but to someone new to both statistics and SAS it may be clear as mud.
Here is your problem.
The procedure you are using, PROC UNIVARIATE , PROC MEANS is designed ONLY for numeric variables. You have tried to use it for a categorical variable.
This error means you’ve used a categorical variable in a list where only numeric variables are expected. For example, bp_status is “High”, “Normal” and “Optimal”
You cannot find the mean or standard deviation of words, so your procedure has an error.
So … what do you do if you need descriptive statistics?
Go back to your PROC UNIVARIATE or PROC MEANS and delete the offending variables. Re-run it with only numeric variables.
For your categorical variables, use a PROC FREQ for a frequency distribution and/ or PROC GCHART.
Computing confidence intervals is one of the areas where beginning statistics students have the most trouble. It is not as difficult if you break it down into steps, and if you use SAS or other statistical software.
Here are the steps:
1. Compute the statistic of interest– that is mean, proportion, difference between means
2. Compute the standard error of the statistic
3. Obtain critical value. Do you have 30 or more in your sample and are you interested in the 95% confidence interval?
- If yes, multiply standard error by 1.96
- If no (fewer people), look up t-value for your sample size for .95
- If no (different alpha level) look up z-value for your alpha level
- If no (different alpha level AND less than 30) look up the t-value for your alpha level.
4. Multiply the critical value you obtained in step #3 by the standard error you obtained in #2
5. Subtract the result you obtained in step #4 from the statistic you obtained in #1 . That is your lower confidence limit.

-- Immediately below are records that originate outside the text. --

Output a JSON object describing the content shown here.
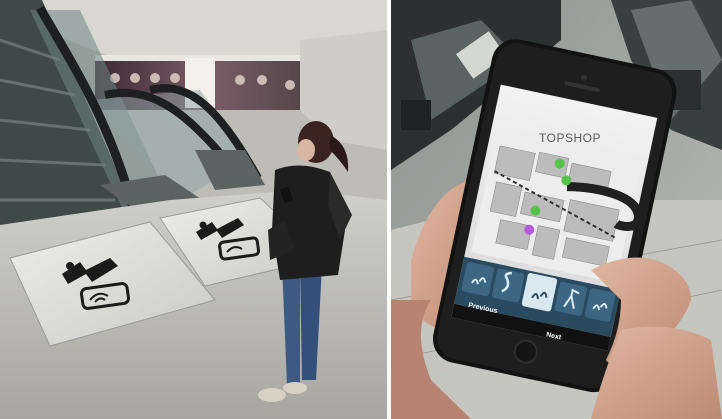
{
  "photo_left": {
    "subject": "woman-using-phone-at-escalator",
    "floor_markers": [
      "escalator-nfc-marker",
      "escalator-nfc-marker"
    ]
  },
  "photo_right": {
    "store_sign": "TOPSHOP",
    "nav_buttons": {
      "previous": "Previous",
      "next": "Next"
    },
    "steps": [
      {
        "icon": "footsteps-icon",
        "caption": ""
      },
      {
        "icon": "turn-icon",
        "caption": ""
      },
      {
        "icon": "footsteps-icon",
        "caption": ""
      },
      {
        "icon": "split-arrow-icon",
        "caption": ""
      },
      {
        "icon": "footsteps-icon",
        "caption": ""
      }
    ]
  },
  "colors": {
    "map_green": "#55c24a",
    "map_purple": "#b45ad6",
    "nav_bar_blue": "#2a4a60",
    "selected_step": "#d9e7ef"
  }
}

6. Add the result you obtained in step #4 to the statistic you obtained in #1. That is your upper confidence limit.
Simplifying it with SAS
Here is a homework problem:
The following data are collected as part of a study of coffee consumption among undergraduate students. The following reflect cups per day consumed:
3 4 6 8 2 1 0 2
A. Compute the sample mean.
B. Compute the sample standard deviation.
C. Construct a 95% confidence interval
I did this in SAS as so
data coffee ;
input cups ;
proc means mean std stderr;
var cups ;
I get the follow results.
|Analysis Variable : cups|
|Mean||Std Dev||Std Error|
These results give me A and B. Now, all I need to do to compute C is find the correct critical value. I look it up and find that it is 2.365
3.25 – 2.365 * .94 = 1.03
3.25 + 2.365 * .94 = 5.47
That is my confidence interval (1.03, 5.47)
If you want to verify it, or just don’t want to do any computations at all, you can do this
Proc means clm mean stddev ;
var cups ;
You will end up with the same confidence intervals.
Prediction: At least one person who reads this won’t believe me, will run the analysis and be surprised when I am right.